Color Vision and Art: Exploring the relationships between modern art and the science of color and human vision, this exhibit uses artwork and its historical context to explain what we see and why we see it in a certain way. Other topics include color interactions, peripheral vision, luminance, and equiluminance. This exhibit was cited by the Las Vegas Review-Journal for informing readers about the history of the color red.

Calendars through the Ages: Calendars may seem mundane, but they have a fascinating backstory. This exhibit explores the rich histories of a variety of calendars, the mathematics behind calculating days, weeks, months, and years, and why we organize our lives in accordance with the sun and the moon.

This exhibit was approved as a learning resource by the Los Angeles Times‘ Education Page alongside PBS, National Geographic, and several academic and government resources.

On December 28, 2000, NASA Kids recommended “Calendars through the Ages,” adding it to an article discussing the history of the calendar and the passage of time.

Daylight Saving Time: While the adoption of Daylight Saving Time is almost always rife with controversy, most of the world has implemented it. This exhibit explores the standardization of time and the origins of Daylight Saving Time, while providing up-to-date information on if and when countries around the globe observe it.

Writing for the National Review, Lawrence W. Reed of the Mackinac Center for Public Policy cited IDEA’s work in a discussion of the history of time.

This exhibit was also cited as a learning resource by the Los Angeles Times Education Page and was recommended by the New York Times as a source of information explaining the history of Daylight Saving Time. On March 9, 2007, it was mentioned in the Washington Post‘s Going Out Guide, in which writer Caroline Kettlewell cited WebExhibits as a source of “a host of interesting facts about DST.”
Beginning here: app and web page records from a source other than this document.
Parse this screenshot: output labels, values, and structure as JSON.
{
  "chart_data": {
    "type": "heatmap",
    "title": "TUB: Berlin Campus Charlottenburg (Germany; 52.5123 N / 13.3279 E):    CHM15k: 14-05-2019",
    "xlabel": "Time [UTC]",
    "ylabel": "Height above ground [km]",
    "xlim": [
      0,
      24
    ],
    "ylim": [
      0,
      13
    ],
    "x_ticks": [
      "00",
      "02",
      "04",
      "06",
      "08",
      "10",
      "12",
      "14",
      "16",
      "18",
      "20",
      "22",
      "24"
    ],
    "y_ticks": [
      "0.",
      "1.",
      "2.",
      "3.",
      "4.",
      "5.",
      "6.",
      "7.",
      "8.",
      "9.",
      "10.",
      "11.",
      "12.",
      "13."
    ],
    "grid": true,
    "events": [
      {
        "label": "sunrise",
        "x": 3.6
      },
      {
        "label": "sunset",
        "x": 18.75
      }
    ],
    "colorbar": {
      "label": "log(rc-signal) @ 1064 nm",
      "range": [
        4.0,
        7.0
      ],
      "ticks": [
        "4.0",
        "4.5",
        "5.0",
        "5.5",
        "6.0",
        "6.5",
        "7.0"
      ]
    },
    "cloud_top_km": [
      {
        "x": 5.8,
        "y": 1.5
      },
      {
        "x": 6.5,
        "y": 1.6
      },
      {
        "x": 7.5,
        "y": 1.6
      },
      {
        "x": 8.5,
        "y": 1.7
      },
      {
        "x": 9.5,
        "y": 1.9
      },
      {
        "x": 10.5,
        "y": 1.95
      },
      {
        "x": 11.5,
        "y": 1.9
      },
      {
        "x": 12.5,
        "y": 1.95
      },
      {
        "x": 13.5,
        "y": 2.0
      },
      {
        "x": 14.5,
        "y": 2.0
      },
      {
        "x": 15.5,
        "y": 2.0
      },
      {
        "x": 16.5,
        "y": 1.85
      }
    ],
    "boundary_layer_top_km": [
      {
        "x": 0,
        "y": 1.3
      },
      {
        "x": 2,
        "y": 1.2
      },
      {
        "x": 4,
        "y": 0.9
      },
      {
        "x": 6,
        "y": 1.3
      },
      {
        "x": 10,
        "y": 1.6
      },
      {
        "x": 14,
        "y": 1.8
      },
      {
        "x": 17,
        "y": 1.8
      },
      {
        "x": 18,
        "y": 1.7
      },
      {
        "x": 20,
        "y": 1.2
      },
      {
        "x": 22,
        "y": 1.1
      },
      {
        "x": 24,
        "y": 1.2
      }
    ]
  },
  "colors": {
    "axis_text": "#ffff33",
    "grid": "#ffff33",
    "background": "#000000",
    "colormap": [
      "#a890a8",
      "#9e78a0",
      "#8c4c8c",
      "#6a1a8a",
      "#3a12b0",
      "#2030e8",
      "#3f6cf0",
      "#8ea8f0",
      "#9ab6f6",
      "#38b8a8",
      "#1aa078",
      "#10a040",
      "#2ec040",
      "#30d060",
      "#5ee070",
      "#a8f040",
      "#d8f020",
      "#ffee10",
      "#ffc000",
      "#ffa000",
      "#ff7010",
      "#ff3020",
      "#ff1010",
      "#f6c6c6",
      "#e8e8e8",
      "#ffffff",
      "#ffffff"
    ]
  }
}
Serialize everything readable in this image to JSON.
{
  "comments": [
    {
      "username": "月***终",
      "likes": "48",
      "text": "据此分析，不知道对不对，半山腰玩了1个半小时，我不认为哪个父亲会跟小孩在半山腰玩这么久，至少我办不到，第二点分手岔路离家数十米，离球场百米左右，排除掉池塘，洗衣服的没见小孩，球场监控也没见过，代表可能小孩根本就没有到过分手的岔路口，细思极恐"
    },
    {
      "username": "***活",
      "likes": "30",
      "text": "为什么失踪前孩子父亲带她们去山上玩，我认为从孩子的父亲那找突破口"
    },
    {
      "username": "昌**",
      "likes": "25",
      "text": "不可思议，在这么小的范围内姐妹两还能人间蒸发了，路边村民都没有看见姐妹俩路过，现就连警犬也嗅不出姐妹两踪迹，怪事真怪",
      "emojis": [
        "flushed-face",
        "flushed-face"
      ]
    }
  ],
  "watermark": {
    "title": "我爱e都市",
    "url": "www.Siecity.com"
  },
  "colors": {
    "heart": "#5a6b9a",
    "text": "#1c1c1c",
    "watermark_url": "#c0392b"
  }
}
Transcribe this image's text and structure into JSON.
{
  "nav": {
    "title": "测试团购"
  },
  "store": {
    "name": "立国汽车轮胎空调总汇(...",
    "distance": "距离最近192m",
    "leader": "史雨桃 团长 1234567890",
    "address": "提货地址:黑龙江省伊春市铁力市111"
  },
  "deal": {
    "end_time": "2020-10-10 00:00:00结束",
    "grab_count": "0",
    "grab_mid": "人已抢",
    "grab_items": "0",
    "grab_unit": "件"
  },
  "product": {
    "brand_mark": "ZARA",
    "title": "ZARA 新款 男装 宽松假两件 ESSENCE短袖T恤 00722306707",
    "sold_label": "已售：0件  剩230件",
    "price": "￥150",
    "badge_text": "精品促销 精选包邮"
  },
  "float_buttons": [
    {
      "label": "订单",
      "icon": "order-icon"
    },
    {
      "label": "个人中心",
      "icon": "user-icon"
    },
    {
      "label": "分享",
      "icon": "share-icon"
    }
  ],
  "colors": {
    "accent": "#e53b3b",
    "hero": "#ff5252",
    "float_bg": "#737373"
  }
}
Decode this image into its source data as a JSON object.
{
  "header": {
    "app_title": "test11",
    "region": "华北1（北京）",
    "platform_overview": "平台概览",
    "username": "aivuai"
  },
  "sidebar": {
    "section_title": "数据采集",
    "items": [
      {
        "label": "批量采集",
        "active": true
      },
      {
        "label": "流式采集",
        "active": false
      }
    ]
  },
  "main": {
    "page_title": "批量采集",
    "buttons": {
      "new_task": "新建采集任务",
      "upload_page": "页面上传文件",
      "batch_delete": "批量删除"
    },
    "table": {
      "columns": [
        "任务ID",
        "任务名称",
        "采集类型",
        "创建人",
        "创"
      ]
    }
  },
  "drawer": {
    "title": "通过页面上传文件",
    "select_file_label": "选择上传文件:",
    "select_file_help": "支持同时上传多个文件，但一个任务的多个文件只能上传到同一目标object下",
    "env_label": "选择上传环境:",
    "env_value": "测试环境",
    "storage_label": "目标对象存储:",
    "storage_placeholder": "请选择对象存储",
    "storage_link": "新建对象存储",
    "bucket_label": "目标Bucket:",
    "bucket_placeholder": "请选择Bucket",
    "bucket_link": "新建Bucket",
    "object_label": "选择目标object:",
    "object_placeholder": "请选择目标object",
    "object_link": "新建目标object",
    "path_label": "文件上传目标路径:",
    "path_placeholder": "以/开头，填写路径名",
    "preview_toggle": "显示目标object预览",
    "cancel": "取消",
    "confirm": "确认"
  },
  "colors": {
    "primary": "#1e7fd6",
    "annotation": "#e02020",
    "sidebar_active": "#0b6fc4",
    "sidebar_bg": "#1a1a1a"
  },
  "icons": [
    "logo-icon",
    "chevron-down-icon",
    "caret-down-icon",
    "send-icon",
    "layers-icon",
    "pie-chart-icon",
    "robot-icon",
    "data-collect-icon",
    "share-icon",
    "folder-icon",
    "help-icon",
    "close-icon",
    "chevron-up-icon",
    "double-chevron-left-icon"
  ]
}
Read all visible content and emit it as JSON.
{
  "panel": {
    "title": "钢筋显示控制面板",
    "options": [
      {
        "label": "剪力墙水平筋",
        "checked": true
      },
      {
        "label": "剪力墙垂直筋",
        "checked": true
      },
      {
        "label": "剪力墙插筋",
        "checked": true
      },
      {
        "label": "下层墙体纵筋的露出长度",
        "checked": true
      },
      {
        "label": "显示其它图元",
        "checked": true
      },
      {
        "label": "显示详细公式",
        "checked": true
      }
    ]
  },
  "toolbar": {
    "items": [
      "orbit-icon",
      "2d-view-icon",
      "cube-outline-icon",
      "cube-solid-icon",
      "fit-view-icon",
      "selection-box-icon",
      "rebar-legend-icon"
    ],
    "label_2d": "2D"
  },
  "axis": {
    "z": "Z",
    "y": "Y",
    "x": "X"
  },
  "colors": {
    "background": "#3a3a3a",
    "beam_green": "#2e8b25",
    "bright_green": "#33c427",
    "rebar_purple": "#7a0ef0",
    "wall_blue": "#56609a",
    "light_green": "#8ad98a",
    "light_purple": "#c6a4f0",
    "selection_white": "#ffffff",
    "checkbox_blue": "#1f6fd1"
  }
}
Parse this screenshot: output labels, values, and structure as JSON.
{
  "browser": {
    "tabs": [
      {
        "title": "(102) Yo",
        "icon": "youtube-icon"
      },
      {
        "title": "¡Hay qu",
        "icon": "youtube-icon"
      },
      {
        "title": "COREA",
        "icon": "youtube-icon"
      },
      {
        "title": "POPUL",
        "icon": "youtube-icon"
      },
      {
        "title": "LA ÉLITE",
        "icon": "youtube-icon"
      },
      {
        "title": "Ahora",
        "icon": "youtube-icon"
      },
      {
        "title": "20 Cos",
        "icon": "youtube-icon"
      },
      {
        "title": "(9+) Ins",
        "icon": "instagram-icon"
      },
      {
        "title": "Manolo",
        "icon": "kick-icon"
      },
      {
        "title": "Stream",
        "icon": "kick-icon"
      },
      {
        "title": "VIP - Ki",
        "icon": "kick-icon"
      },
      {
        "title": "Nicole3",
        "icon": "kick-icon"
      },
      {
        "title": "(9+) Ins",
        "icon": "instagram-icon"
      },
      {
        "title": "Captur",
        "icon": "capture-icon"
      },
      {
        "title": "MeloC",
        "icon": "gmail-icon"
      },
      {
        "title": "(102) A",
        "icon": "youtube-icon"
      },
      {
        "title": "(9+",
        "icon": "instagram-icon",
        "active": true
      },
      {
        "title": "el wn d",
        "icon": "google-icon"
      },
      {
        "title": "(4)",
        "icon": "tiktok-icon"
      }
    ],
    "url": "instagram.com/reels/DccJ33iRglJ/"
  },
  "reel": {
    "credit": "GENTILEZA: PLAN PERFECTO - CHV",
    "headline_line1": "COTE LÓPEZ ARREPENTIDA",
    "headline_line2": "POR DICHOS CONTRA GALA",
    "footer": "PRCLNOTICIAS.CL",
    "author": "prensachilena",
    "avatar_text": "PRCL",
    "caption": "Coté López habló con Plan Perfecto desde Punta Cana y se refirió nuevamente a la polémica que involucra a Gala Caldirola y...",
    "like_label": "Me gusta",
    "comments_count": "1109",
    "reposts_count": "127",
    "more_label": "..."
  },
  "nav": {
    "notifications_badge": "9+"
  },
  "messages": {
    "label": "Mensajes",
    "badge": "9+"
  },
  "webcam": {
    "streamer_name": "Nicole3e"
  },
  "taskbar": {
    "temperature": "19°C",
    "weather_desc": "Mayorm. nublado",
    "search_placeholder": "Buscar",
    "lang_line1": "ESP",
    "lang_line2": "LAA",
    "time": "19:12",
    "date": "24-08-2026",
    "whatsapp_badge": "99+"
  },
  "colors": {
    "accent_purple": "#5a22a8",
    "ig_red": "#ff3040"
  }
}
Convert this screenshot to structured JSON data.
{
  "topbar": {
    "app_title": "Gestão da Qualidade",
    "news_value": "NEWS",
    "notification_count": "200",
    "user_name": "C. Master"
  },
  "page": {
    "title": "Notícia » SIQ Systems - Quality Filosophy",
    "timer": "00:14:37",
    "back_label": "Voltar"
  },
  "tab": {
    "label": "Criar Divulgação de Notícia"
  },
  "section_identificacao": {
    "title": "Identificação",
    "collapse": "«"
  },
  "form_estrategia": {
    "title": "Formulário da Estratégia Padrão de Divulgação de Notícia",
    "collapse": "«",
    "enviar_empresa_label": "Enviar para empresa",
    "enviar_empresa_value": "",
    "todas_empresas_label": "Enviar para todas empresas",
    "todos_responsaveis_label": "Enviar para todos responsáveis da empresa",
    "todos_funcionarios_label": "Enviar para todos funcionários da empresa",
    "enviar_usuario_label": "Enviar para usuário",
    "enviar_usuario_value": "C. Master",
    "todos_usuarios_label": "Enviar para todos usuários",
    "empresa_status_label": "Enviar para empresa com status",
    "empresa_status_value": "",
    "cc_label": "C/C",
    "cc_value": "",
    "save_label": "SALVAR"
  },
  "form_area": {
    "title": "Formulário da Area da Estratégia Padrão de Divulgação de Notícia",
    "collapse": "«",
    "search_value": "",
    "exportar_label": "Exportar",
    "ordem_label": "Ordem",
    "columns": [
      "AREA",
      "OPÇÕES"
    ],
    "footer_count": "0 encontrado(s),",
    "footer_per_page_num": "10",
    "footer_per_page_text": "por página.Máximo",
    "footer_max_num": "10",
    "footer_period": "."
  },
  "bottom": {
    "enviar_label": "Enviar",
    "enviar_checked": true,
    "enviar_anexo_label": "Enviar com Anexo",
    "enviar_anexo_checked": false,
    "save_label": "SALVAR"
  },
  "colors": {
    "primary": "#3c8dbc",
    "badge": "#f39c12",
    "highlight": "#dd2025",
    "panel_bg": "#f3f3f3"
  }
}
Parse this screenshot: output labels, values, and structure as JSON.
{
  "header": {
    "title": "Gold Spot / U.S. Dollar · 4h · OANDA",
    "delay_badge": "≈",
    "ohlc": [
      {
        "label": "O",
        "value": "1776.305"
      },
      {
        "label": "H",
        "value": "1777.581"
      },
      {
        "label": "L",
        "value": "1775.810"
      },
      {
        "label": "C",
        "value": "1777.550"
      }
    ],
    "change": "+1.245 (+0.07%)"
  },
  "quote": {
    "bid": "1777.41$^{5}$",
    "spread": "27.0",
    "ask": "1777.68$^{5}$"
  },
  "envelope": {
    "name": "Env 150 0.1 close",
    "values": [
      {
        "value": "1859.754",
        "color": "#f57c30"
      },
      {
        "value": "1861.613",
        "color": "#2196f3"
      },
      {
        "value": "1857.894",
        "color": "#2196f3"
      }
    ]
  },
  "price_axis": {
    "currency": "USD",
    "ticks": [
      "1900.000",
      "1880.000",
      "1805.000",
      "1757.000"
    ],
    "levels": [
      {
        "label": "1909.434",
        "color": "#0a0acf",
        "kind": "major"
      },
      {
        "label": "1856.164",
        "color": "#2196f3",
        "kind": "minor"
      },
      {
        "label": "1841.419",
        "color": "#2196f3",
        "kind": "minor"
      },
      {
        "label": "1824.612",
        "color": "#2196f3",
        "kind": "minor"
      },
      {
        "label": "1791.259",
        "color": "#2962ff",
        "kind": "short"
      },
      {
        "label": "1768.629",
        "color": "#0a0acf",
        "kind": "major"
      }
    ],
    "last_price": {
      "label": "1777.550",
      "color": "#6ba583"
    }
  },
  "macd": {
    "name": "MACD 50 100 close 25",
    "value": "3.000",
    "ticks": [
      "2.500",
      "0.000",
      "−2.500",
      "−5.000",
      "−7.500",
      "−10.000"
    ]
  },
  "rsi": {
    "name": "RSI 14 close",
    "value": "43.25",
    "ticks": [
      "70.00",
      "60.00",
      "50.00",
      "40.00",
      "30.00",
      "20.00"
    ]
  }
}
Poetry through the Ages: Tracing the origins of European poetry from its ancient Greek roots and its evolution through history to modern times, this exhibit is designed to move poetry into the mainstream. With an interactive tour and multimedia content, the exhibit explains both the history and mechanics of 18 poetry forms, and gives visitors “recipes” so that they can write their own poetry.

Investigating Bellini’s Feast of the Gods: Early in the 16th century, Giovanni Bellini painted the Italian Renaissance masterpiece “The Feast of the Gods.” However, 10 years later, the renowned Titian painted over the masterpiece. Using innovative data display techniques, this exhibit explains the scientific analyses conducted by the National Gallery of Art. (A version of the exhibit was produced in Spanish for the Prado in Madrid.)

Another wonderful, inclusive site is WebExhibits where great details are given about the investigation of this painting.
– CS Judd, Journal of Chemical Education,

Van Gogh’s Letters: On December 13, 1872, Vincent van Gogh (1853-1890) wrote to his brother Theo, “…We must be sure to write to each other regularly…” Over the next two decades, hundreds of letters were shared between the brothers and with others, giving us an unparalleled record of the artist’s creative and spiritual life. This exhibit enables visitors to explore that inner life.

Interestingly, this will not be the first Web site to offer access to van Gogh’s letters. A site maintained by WebExhibits, and funded with a grant from the U.S. Department of Education, has all of the artist’s letters that were included in the old English edition.
– Kate Taylor, the New York Sun,
August 21, 2007

Pigments through the Ages: This exhibit explores the historical origins and the science of color pigments, in rich detail and with the aid of beautiful imagery. Visitors are treated to an interactive explanation of how paintings are created using myriad colors and types of paint.

Family Tree of the Greek Gods: This interactive genealogic map employs radial mapping and an exploratory user interface that invites visitors to learn about the gods and goddesses who brought order and meaning to the universe of the ancient Greeks.

Butter: Visitors to this virtual exhibit can explore the historical origins, composition, science, and uses of this wonderfully smooth, rich indulgence.